So when the proud ladies with their head held high present their wares to the judge and offer some to the bystanders what do I do? I skulk to the back of the crowd in shame, comparing these perfect beauties with my lot back home. Loving prepared, after an afternoon spent frying and filling oneself on oil fumes so that my husband has his traditional Positano donuts, I wonder how the heck do they get that hole to form so neatly in the centre. For if I were to present my Zeppole at this festa, they would be sure to get the ‘Ugly Betty’ award.

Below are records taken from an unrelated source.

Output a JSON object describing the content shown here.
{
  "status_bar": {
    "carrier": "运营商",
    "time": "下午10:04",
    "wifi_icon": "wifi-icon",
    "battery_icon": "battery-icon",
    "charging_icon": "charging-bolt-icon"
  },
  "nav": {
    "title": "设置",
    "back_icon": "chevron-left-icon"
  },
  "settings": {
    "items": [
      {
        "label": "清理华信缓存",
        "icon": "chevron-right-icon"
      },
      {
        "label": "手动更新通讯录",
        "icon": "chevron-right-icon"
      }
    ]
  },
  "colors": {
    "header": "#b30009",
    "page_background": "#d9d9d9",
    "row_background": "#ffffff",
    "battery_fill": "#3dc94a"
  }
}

My zeppole look as if they’ve been dredged from the bottom of a swamp (after being there a long time). With no hole to speak of they sprout antennas and feelers in all directions, their bloated bellies extending in defiance where there should have been a cavity. As they hit the hot oil, the yeast takes on a life of its own, a growing blob of dough reaches out gasping for air and then, like the sorry life forms at Pompeii, stays that way.
But I haven’t given up on my Zeppole alla Positanese. My multi-limbed mutations still taste quite good, and despite the
sniggers smiles from the kids, disappear as soon as I make them proving that you can’t judge a book by it’s unappetizing cover. Zero on presentation –ten on taste.
If anyone wants to give me lessons, I know I have a lot to learn.
Basic Zeppola Recipe:
Put 50gms of yeast to rise with 600-700gms of flour, add enough milk and water to create very soft sticky dough. Add a tablespoon of sugar, a good handful of raisins, grated zest from a lemon and an orange, pine nuts and a pinch of salt. Let it rise for an hour. Deep fry in small spoonfuls. Drain on kitchen paper. Drizzle with honey diluted in water or dust with icing sugar. Serve on the same day.
Merry Christmas from Positano! Buon Natale a Tutti !